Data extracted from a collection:

•••••

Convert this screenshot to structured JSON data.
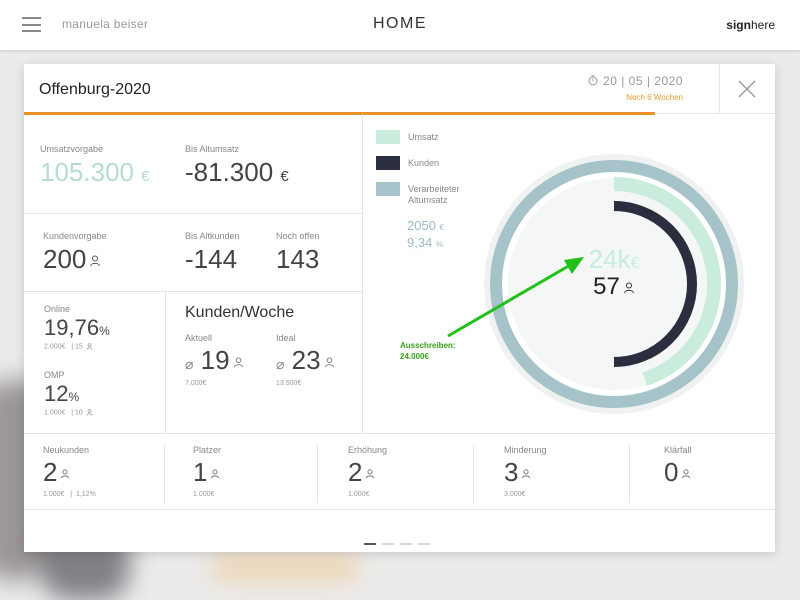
{
  "topbar": {
    "username": "manuela beiser",
    "title": "HOME",
    "logo_prefix": "sign",
    "logo_suffix": "here"
  },
  "modal": {
    "title": "Offenburg-2020",
    "date": "20 | 05 | 2020",
    "weeks_left": "Noch 6 Wochen",
    "progress_fraction": 0.84
  },
  "stats": {
    "umsatzvorgabe": {
      "label": "Umsatzvorgabe",
      "value": "105.300",
      "unit": "€"
    },
    "bis_altumsatz": {
      "label": "Bis Altumsatz",
      "value": "-81.300",
      "unit": "€"
    },
    "kundenvorgabe": {
      "label": "Kundenvorgabe",
      "value": "200"
    },
    "bis_altkunden": {
      "label": "Bis Altkunden",
      "value": "-144"
    },
    "noch_offen": {
      "label": "Noch offen",
      "value": "143"
    },
    "online": {
      "label": "Online",
      "value": "19,76",
      "unit": "%",
      "sub1": "2.000€",
      "sub2": "15"
    },
    "omp": {
      "label": "OMP",
      "value": "12",
      "unit": "%",
      "sub1": "1.000€",
      "sub2": "10"
    },
    "kunden_woche": {
      "label": "Kunden/Woche",
      "aktuell": {
        "label": "Aktuell",
        "prefix": "⌀",
        "value": "19",
        "sub": "7.000€"
      },
      "ideal": {
        "label": "Ideal",
        "prefix": "⌀",
        "value": "23",
        "sub": "13.500€"
      }
    }
  },
  "legend": {
    "items": [
      {
        "label": "Umsatz",
        "color": "#c9ecdd"
      },
      {
        "label": "Kunden",
        "color": "#2b2e3e"
      },
      {
        "label": "Verarbeiteter Altumsatz",
        "color": "#a7c3ca"
      }
    ],
    "value1": "2050",
    "value1_unit": "€",
    "value2": "9,34",
    "value2_unit": "%"
  },
  "donut": {
    "center_value": "24k",
    "center_unit": "€",
    "center_count": "57",
    "ring_outer_fraction": 1.0,
    "ring_middle_fraction": 0.45,
    "ring_inner_fraction": 0.5
  },
  "annotation": {
    "line1": "Ausschreiben:",
    "line2": "24.000€",
    "color": "#22c01a"
  },
  "bottom": [
    {
      "label": "Neukunden",
      "value": "2",
      "sub1": "1.000€",
      "sub2": "1,12%"
    },
    {
      "label": "Platzer",
      "value": "1",
      "sub1": "1.000€",
      "sub2": ""
    },
    {
      "label": "Erhöhung",
      "value": "2",
      "sub1": "1.000€",
      "sub2": ""
    },
    {
      "label": "Minderung",
      "value": "3",
      "sub1": "3.000€",
      "sub2": ""
    },
    {
      "label": "Klärfall",
      "value": "0",
      "sub1": "",
      "sub2": ""
    }
  ],
  "pagination": {
    "count": 4,
    "active": 0
  },
  "colors": {
    "accent": "#e8912b",
    "teal_light": "#c9ecdd",
    "navy": "#2b2e3e",
    "grey_blue": "#a7c3ca"
  }
}
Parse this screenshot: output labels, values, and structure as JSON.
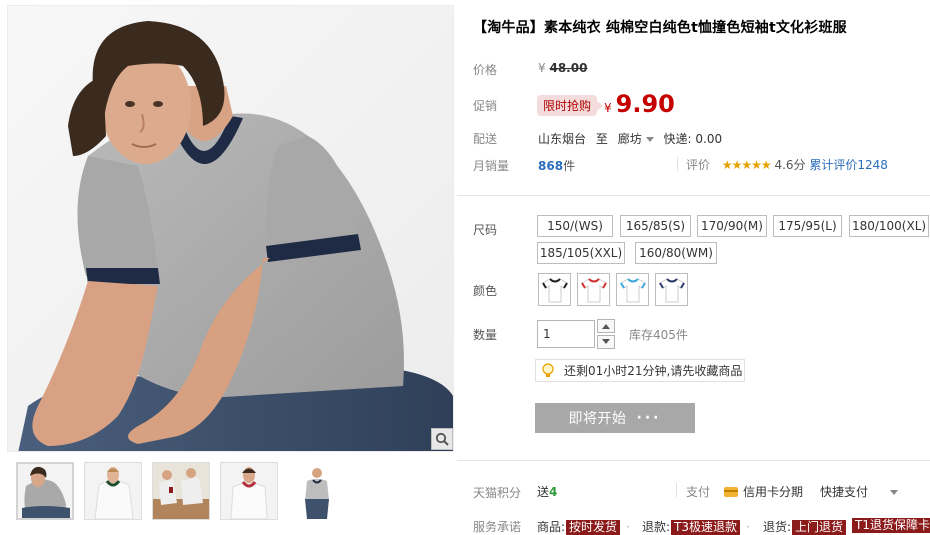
{
  "title": "【淘牛品】素本纯衣 纯棉空白纯色t恤撞色短袖t文化衫班服",
  "labels": {
    "price": "价格",
    "promo": "促销",
    "delivery": "配送",
    "monthly_sales": "月销量",
    "size": "尺码",
    "color": "颜色",
    "quantity": "数量",
    "tmall_points": "天猫积分",
    "service": "服务承诺"
  },
  "price": {
    "currency": "¥",
    "original": "48.00"
  },
  "promo": {
    "tag": "限时抢购",
    "currency": "¥",
    "price": "9.90"
  },
  "delivery": {
    "from": "山东烟台",
    "to_word": "至",
    "to": "廊坊",
    "express": "快递: 0.00"
  },
  "sales": {
    "count": "868",
    "unit": "件"
  },
  "rating": {
    "label": "评价",
    "stars": "★★★★★",
    "score": "4.6分",
    "total": "累计评价1248"
  },
  "sizes": [
    "150/(WS)",
    "165/85(S)",
    "170/90(M)",
    "175/95(L)",
    "180/100(XL)",
    "185/105(XXL)",
    "160/80(WM)"
  ],
  "colors": [
    "white-black-trim",
    "white-red-trim",
    "white-blue-trim",
    "white-navy-trim"
  ],
  "quantity": {
    "value": "1",
    "stock": "库存405件"
  },
  "notice": "还剩01小时21分钟,请先收藏商品",
  "buy": {
    "label": "即将开始",
    "dots": "···"
  },
  "points": {
    "prefix": "送",
    "value": "4"
  },
  "pay": {
    "label": "支付",
    "credit": "信用卡分期",
    "quick": "快捷支付"
  },
  "services": [
    {
      "label": "商品:",
      "tag": "按时发货",
      "color": "#8b1a1a"
    },
    {
      "label": "退款:",
      "tag": "T3极速退款",
      "color": "#8b1a1a"
    },
    {
      "label": "退货:",
      "tag": "上门退货",
      "color": "#8b1a1a"
    },
    {
      "label": "",
      "tag": "T1退货保障卡",
      "color": "#8b1a1a"
    }
  ],
  "colors_theme": {
    "accent": "#c40000",
    "link": "#2a6ebb",
    "button_disabled": "#a8a8a8"
  }
}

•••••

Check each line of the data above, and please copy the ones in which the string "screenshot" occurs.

Convert this screenshot to structured JSON data.
Parse this screenshot: output labels, values, and structure as JSON.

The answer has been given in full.